WHAT IS NEEDED. The string "title" may appear on lines of the entries below; report how many such lines there are, and only that.

━━ MATERIAL TO PROCESS

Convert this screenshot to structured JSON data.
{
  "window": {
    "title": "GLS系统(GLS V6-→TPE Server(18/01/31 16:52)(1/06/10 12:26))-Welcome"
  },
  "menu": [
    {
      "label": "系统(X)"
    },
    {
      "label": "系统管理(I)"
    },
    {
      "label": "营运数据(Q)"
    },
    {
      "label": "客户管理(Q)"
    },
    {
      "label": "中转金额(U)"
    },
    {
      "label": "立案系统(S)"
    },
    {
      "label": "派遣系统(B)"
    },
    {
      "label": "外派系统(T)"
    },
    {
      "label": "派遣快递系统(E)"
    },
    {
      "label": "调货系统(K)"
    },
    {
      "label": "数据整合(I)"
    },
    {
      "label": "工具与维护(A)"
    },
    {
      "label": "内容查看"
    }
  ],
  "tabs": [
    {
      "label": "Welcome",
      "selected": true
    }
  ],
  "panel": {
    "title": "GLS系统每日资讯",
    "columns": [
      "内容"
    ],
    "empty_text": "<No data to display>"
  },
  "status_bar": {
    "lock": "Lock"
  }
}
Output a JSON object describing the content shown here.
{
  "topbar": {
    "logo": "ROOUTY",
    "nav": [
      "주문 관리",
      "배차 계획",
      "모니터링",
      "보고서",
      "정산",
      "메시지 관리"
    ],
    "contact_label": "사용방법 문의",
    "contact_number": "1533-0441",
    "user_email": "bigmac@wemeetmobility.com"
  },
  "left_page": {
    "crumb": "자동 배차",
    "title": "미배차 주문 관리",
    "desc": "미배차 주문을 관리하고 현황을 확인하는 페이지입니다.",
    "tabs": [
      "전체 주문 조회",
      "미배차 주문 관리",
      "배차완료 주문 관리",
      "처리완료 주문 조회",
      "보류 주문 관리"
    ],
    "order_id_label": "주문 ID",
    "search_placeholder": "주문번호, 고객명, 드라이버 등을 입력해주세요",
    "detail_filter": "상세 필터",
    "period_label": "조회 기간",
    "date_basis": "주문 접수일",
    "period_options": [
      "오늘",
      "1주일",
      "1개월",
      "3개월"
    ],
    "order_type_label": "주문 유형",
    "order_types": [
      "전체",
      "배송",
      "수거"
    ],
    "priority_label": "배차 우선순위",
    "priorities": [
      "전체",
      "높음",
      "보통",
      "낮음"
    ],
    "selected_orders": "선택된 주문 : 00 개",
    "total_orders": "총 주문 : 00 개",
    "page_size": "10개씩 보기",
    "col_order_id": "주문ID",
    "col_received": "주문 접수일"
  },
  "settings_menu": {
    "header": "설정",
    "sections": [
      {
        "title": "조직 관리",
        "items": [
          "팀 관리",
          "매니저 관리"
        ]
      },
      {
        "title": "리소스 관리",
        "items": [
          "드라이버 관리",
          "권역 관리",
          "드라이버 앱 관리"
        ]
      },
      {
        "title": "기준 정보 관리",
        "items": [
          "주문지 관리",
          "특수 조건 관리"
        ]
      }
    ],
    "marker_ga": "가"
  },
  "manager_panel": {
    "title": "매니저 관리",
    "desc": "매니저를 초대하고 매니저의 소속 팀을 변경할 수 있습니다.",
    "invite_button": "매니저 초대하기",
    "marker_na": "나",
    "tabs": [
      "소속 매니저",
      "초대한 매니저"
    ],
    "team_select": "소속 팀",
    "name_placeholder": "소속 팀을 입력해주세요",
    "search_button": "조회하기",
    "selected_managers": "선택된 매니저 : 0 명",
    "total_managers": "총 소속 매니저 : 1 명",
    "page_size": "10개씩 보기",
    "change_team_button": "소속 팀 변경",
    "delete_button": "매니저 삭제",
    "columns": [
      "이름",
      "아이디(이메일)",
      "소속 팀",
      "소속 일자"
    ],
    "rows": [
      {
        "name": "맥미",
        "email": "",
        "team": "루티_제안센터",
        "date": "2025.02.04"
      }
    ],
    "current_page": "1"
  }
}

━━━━

EXERCISE SOLUTION. 7